Below, some of the key points from the poll:
- Americans have little sympathy for U.S. automakers facing financial difficulties. Just 18 percent think the government should provide them with additional financial assistance, and 76 percent think the government should not.
Also, the public blames the automakers themselves for their current problems - by a big margin. Sixty-three percent say the problems facing the big three auto companies are mostly the result of management strategies and decisions (up from 56 percent last December), while only 24 percent say the problems are a result of economic conditions beyond the automakers' control.
- Most Americans still think the national economy is bad, but there is some positive news.
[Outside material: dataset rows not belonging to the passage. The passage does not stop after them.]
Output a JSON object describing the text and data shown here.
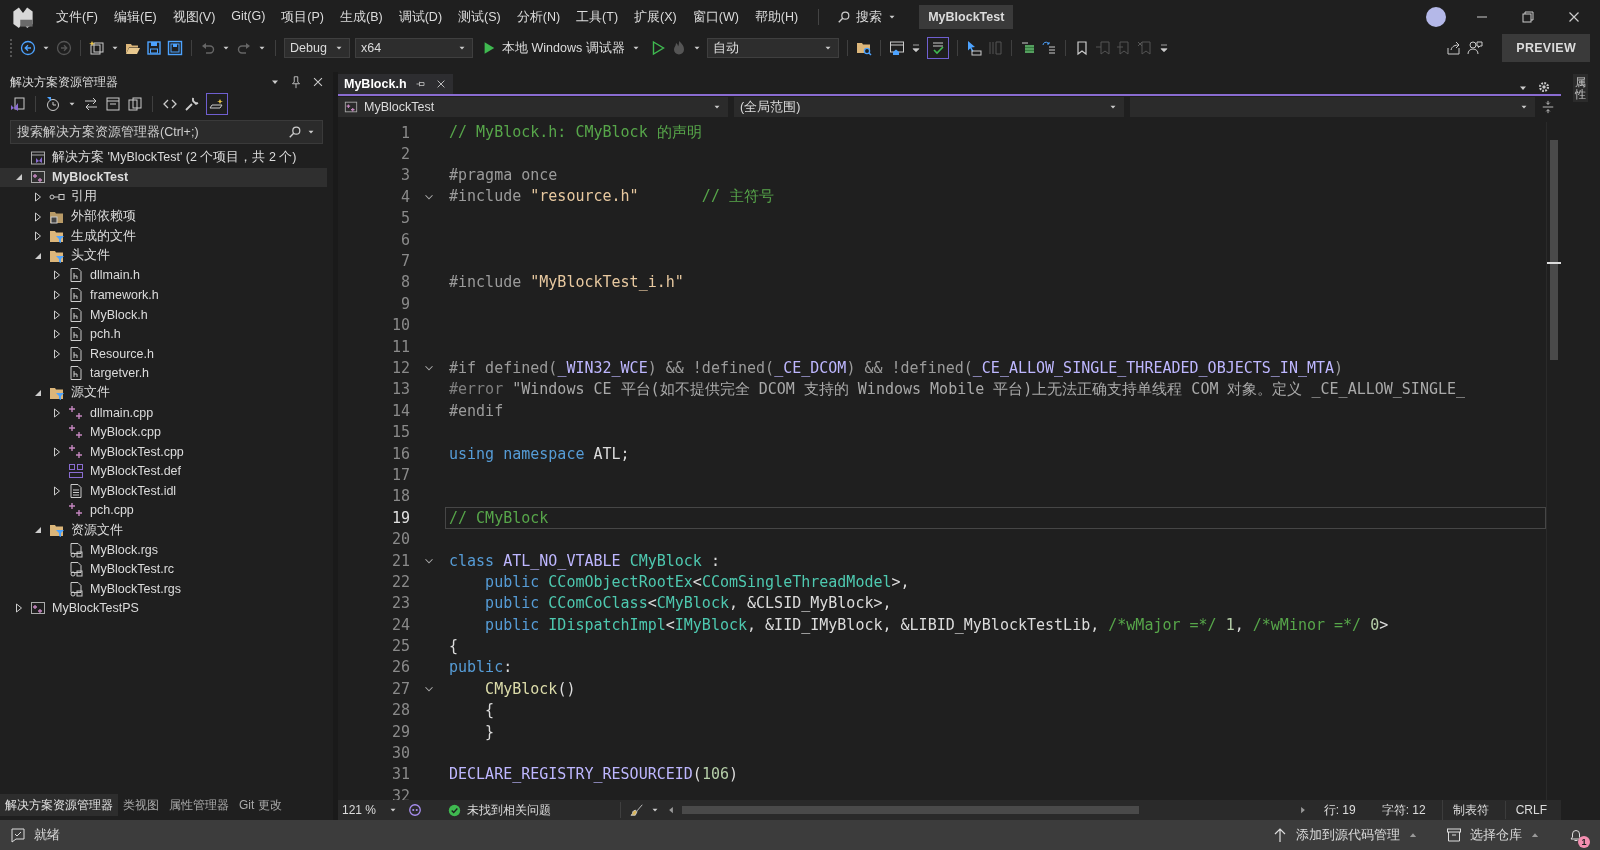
{
  "title_bar": {
    "menu": [
      "文件(F)",
      "编辑(E)",
      "视图(V)",
      "Git(G)",
      "项目(P)",
      "生成(B)",
      "调试(D)",
      "测试(S)",
      "分析(N)",
      "工具(T)",
      "扩展(X)",
      "窗口(W)",
      "帮助(H)"
    ],
    "search_label": "搜索",
    "solution_name": "MyBlockTest"
  },
  "toolbar": {
    "configuration": "Debug",
    "platform": "x64",
    "debug_target": "本地 Windows 调试器",
    "startup_item": "自动",
    "spell_check_on": true,
    "preview_button": "PREVIEW"
  },
  "solution_explorer": {
    "title": "解决方案资源管理器",
    "tool_toggle_on": true,
    "search": {
      "placeholder": "搜索解决方案资源管理器(Ctrl+;)"
    },
    "tree": [
      {
        "label": "解决方案 'MyBlockTest' (2 个项目，共 2 个)",
        "kind": "solution",
        "selected": false
      },
      {
        "label": "MyBlockTest",
        "kind": "project",
        "bold": true,
        "expanded": true,
        "selected": true,
        "children": [
          {
            "label": "引用",
            "kind": "references",
            "expanded": false,
            "selected": false
          },
          {
            "label": "外部依赖项",
            "kind": "external",
            "expanded": false,
            "selected": false
          },
          {
            "label": "生成的文件",
            "kind": "filter",
            "expanded": false,
            "selected": false
          },
          {
            "label": "头文件",
            "kind": "filter",
            "expanded": true,
            "selected": false,
            "children": [
              {
                "label": "dllmain.h",
                "kind": "header",
                "expanded": false,
                "selected": false
              },
              {
                "label": "framework.h",
                "kind": "header",
                "expanded": false,
                "selected": false
              },
              {
                "label": "MyBlock.h",
                "kind": "header",
                "expanded": false,
                "selected": false
              },
              {
                "label": "pch.h",
                "kind": "header",
                "expanded": false,
                "selected": false
              },
              {
                "label": "Resource.h",
                "kind": "header",
                "expanded": false,
                "selected": false
              },
              {
                "label": "targetver.h",
                "kind": "header",
                "selected": false
              }
            ]
          },
          {
            "label": "源文件",
            "kind": "filter",
            "expanded": true,
            "selected": false,
            "children": [
              {
                "label": "dllmain.cpp",
                "kind": "cpp",
                "expanded": false,
                "selected": false
              },
              {
                "label": "MyBlock.cpp",
                "kind": "cpp",
                "selected": false
              },
              {
                "label": "MyBlockTest.cpp",
                "kind": "cpp",
                "expanded": false,
                "selected": false
              },
              {
                "label": "MyBlockTest.def",
                "kind": "def",
                "selected": false
              },
              {
                "label": "MyBlockTest.idl",
                "kind": "idl",
                "expanded": false,
                "selected": false
              },
              {
                "label": "pch.cpp",
                "kind": "cpp",
                "selected": false
              }
            ]
          },
          {
            "label": "资源文件",
            "kind": "filter",
            "expanded": true,
            "selected": false,
            "children": [
              {
                "label": "MyBlock.rgs",
                "kind": "rgs",
                "selected": false
              },
              {
                "label": "MyBlockTest.rc",
                "kind": "rc",
                "selected": false
              },
              {
                "label": "MyBlockTest.rgs",
                "kind": "rgs",
                "selected": false
              }
            ]
          }
        ]
      },
      {
        "label": "MyBlockTestPS",
        "kind": "project",
        "expanded": false,
        "selected": false
      }
    ],
    "bottom_tabs": [
      {
        "label": "解决方案资源管理器",
        "selected": true
      },
      {
        "label": "类视图",
        "selected": false
      },
      {
        "label": "属性管理器",
        "selected": false
      },
      {
        "label": "Git 更改",
        "selected": false
      }
    ]
  },
  "editor": {
    "tabs": [
      {
        "label": "MyBlock.h",
        "selected": true
      }
    ],
    "navigation": {
      "project": "MyBlockTest",
      "scope": "(全局范围)"
    },
    "lines": [
      {
        "number": "1",
        "tokens": [
          {
            "kind": "comment",
            "text": "// MyBlock.h: CMyBlock 的声明"
          }
        ]
      },
      {
        "number": "2"
      },
      {
        "number": "3",
        "tokens": [
          {
            "kind": "preproc",
            "text": "#pragma once"
          }
        ]
      },
      {
        "number": "4",
        "fold": true,
        "tokens": [
          {
            "kind": "preproc",
            "text": "#include "
          },
          {
            "kind": "string",
            "text": "\"resource.h\""
          },
          {
            "kind": "comment",
            "text": "       // 主符号"
          }
        ]
      },
      {
        "number": "5"
      },
      {
        "number": "6"
      },
      {
        "number": "7"
      },
      {
        "number": "8",
        "tokens": [
          {
            "kind": "preproc",
            "text": "#include "
          },
          {
            "kind": "string",
            "text": "\"MyBlockTest_i.h\""
          }
        ]
      },
      {
        "number": "9"
      },
      {
        "number": "10"
      },
      {
        "number": "11"
      },
      {
        "number": "12",
        "fold": true,
        "tokens": [
          {
            "kind": "preproc",
            "text": "#if defined("
          },
          {
            "kind": "macro",
            "text": "_WIN32_WCE"
          },
          {
            "kind": "preproc",
            "text": ") && !defined("
          },
          {
            "kind": "macro",
            "text": "_CE_DCOM"
          },
          {
            "kind": "preproc",
            "text": ") && !defined("
          },
          {
            "kind": "macro",
            "text": "_CE_ALLOW_SINGLE_THREADED_OBJECTS_IN_MTA"
          },
          {
            "kind": "preproc",
            "text": ")"
          }
        ]
      },
      {
        "number": "13",
        "tokens": [
          {
            "kind": "inactive",
            "text": "#error "
          },
          {
            "kind": "inactive_string",
            "text": "\"Windows CE 平台(如不提供完全 DCOM 支持的 Windows Mobile 平台)上无法正确支持单线程 COM 对象。定义 _CE_ALLOW_SINGLE_"
          }
        ]
      },
      {
        "number": "14",
        "tokens": [
          {
            "kind": "preproc",
            "text": "#endif"
          }
        ]
      },
      {
        "number": "15"
      },
      {
        "number": "16",
        "tokens": [
          {
            "kind": "keyword",
            "text": "using namespace "
          },
          {
            "kind": "plain",
            "text": "ATL;"
          }
        ]
      },
      {
        "number": "17"
      },
      {
        "number": "18"
      },
      {
        "number": "19",
        "selected": true,
        "tokens": [
          {
            "kind": "comment",
            "text": "// CMyBlock"
          }
        ]
      },
      {
        "number": "20"
      },
      {
        "number": "21",
        "fold": true,
        "tokens": [
          {
            "kind": "keyword",
            "text": "class "
          },
          {
            "kind": "macro",
            "text": "ATL_NO_VTABLE "
          },
          {
            "kind": "type",
            "text": "CMyBlock"
          },
          {
            "kind": "plain",
            "text": " :"
          }
        ]
      },
      {
        "number": "22",
        "tokens": [
          {
            "kind": "keyword",
            "text": "    public "
          },
          {
            "kind": "type",
            "text": "CComObjectRootEx"
          },
          {
            "kind": "plain",
            "text": "<"
          },
          {
            "kind": "type",
            "text": "CComSingleThreadModel"
          },
          {
            "kind": "plain",
            "text": ">,"
          }
        ]
      },
      {
        "number": "23",
        "tokens": [
          {
            "kind": "keyword",
            "text": "    public "
          },
          {
            "kind": "type",
            "text": "CComCoClass"
          },
          {
            "kind": "plain",
            "text": "<"
          },
          {
            "kind": "type",
            "text": "CMyBlock"
          },
          {
            "kind": "plain",
            "text": ", &CLSID_MyBlock>,"
          }
        ]
      },
      {
        "number": "24",
        "tokens": [
          {
            "kind": "keyword",
            "text": "    public "
          },
          {
            "kind": "type",
            "text": "IDispatchImpl"
          },
          {
            "kind": "plain",
            "text": "<"
          },
          {
            "kind": "type",
            "text": "IMyBlock"
          },
          {
            "kind": "plain",
            "text": ", &IID_IMyBlock, &LIBID_MyBlockTestLib, "
          },
          {
            "kind": "comment",
            "text": "/*wMajor =*/"
          },
          {
            "kind": "number",
            "text": " 1"
          },
          {
            "kind": "plain",
            "text": ", "
          },
          {
            "kind": "comment",
            "text": "/*wMinor =*/"
          },
          {
            "kind": "number",
            "text": " 0"
          },
          {
            "kind": "plain",
            "text": ">"
          }
        ]
      },
      {
        "number": "25",
        "tokens": [
          {
            "kind": "plain",
            "text": "{"
          }
        ]
      },
      {
        "number": "26",
        "tokens": [
          {
            "kind": "keyword",
            "text": "public"
          },
          {
            "kind": "plain",
            "text": ":"
          }
        ]
      },
      {
        "number": "27",
        "fold": true,
        "tokens": [
          {
            "kind": "function",
            "text": "    CMyBlock"
          },
          {
            "kind": "plain",
            "text": "()"
          }
        ]
      },
      {
        "number": "28",
        "tokens": [
          {
            "kind": "plain",
            "text": "    {"
          }
        ]
      },
      {
        "number": "29",
        "tokens": [
          {
            "kind": "plain",
            "text": "    }"
          }
        ]
      },
      {
        "number": "30"
      },
      {
        "number": "31",
        "tokens": [
          {
            "kind": "macro",
            "text": "DECLARE_REGISTRY_RESOURCEID"
          },
          {
            "kind": "plain",
            "text": "("
          },
          {
            "kind": "number",
            "text": "106"
          },
          {
            "kind": "plain",
            "text": ")"
          }
        ]
      },
      {
        "number": "32"
      }
    ],
    "status": {
      "zoom": "121 %",
      "issues": "未找到相关问题",
      "line": "行: 19",
      "column": "字符: 12",
      "indent": "制表符",
      "line_ending": "CRLF"
    }
  },
  "side_tab": "属性",
  "status_bar": {
    "state": "就绪",
    "source_control": "添加到源代码管理",
    "repository": "选择仓库",
    "notification_count": "1"
  }
}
While a majority remains concerned that someone in their household may lose a job, the percentage that is very concerned has dropped since the high reached in early February. Now, 32 percent are very concerned, down from 38 percent in late February and 44 percent (a record high in this poll) earlier that month.
- While 41 percent think the economy is getting worse, that number is down from 51 percent last month. The percentage that says the economy is getting better has more than doubled, from 8 percent in February to 19 percent now.
- The percentage of people that says the country is headed in the right direction has also been steadily rising this year – 35 percent now say that, up from a low of 7 percent last October and 23 percent last month.
- Nineteen percent think the president will be able to make real progress fixing the economy within one year. Thirty-one percent say it will take two years, twenty-one percent say it will take three to four years, 10 percent say more than four years and sixteen percent say he never will.
- Sixty percent will remain patient for one or two years to decide if the administration's economic policies are a success. But should it take longer than that for the economy to recover, just 19 percent say they will be patient. Seventeen percent (mostly Republicans) say they have lost patience already.
Click here to read the full poll (PDF)
See Also: Poll: Frustration Growing Over Bailouts
This poll was conducted among a random sample of 1,142 adults nationwide, interviewed by telephone March 12-16, 2009. Phone numbers were dialed from RDD samples of both standard land-lines and cell phones. The error due to sampling for results based on the entire sample could be plus or minus three percentage points. The error for subgroups is higher.
This poll release conforms to the Standards of Disclosure of the National Council on Public Polls.